↓

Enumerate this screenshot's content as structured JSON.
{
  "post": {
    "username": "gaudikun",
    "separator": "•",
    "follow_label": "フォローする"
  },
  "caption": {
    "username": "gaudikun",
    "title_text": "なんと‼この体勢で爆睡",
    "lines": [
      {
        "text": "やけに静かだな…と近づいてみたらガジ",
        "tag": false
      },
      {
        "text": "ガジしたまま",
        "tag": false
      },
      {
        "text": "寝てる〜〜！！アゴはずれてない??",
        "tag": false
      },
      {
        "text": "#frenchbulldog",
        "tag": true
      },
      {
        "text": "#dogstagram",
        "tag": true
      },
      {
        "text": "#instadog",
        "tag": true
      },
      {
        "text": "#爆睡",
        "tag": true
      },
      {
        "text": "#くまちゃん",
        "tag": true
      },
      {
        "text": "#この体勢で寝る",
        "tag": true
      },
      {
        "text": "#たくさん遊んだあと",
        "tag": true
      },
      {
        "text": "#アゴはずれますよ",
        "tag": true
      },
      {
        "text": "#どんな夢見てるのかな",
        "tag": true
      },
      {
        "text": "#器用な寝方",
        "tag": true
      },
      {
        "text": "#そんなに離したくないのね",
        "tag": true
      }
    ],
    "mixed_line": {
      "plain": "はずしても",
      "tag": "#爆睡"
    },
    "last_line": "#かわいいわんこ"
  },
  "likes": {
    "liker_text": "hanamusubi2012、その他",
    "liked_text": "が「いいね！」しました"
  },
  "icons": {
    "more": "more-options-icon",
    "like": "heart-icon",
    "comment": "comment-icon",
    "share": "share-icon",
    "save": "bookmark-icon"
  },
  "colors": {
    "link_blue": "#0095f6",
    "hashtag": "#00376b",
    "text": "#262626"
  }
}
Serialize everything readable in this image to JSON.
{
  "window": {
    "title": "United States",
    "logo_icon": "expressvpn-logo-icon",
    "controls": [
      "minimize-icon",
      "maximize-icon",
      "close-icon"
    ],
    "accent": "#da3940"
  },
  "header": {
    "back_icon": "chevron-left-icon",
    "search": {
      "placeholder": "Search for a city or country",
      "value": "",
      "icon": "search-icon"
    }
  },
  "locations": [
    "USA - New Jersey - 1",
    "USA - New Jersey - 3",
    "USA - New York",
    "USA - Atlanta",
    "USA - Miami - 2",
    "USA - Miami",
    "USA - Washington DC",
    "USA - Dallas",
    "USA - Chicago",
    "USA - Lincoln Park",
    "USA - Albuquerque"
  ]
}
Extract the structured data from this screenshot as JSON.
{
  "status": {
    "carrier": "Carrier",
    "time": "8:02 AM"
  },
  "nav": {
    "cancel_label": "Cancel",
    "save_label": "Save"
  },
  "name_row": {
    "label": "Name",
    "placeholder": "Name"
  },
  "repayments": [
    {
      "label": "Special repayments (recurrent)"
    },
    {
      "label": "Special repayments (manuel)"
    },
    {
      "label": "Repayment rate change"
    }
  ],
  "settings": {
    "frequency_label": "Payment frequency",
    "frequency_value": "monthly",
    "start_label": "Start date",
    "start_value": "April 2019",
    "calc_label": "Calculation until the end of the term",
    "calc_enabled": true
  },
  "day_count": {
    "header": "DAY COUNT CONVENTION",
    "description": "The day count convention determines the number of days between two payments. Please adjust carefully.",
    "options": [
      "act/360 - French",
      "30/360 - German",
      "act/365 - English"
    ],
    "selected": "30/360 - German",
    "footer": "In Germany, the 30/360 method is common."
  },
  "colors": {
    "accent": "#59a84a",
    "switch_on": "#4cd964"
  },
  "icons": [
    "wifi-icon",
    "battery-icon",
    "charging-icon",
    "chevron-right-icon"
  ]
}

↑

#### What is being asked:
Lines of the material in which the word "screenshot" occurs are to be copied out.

#### Solution to the exercise:
Enumerate this screenshot's content as structured JSON.
Extract the structured data from this screenshot as JSON.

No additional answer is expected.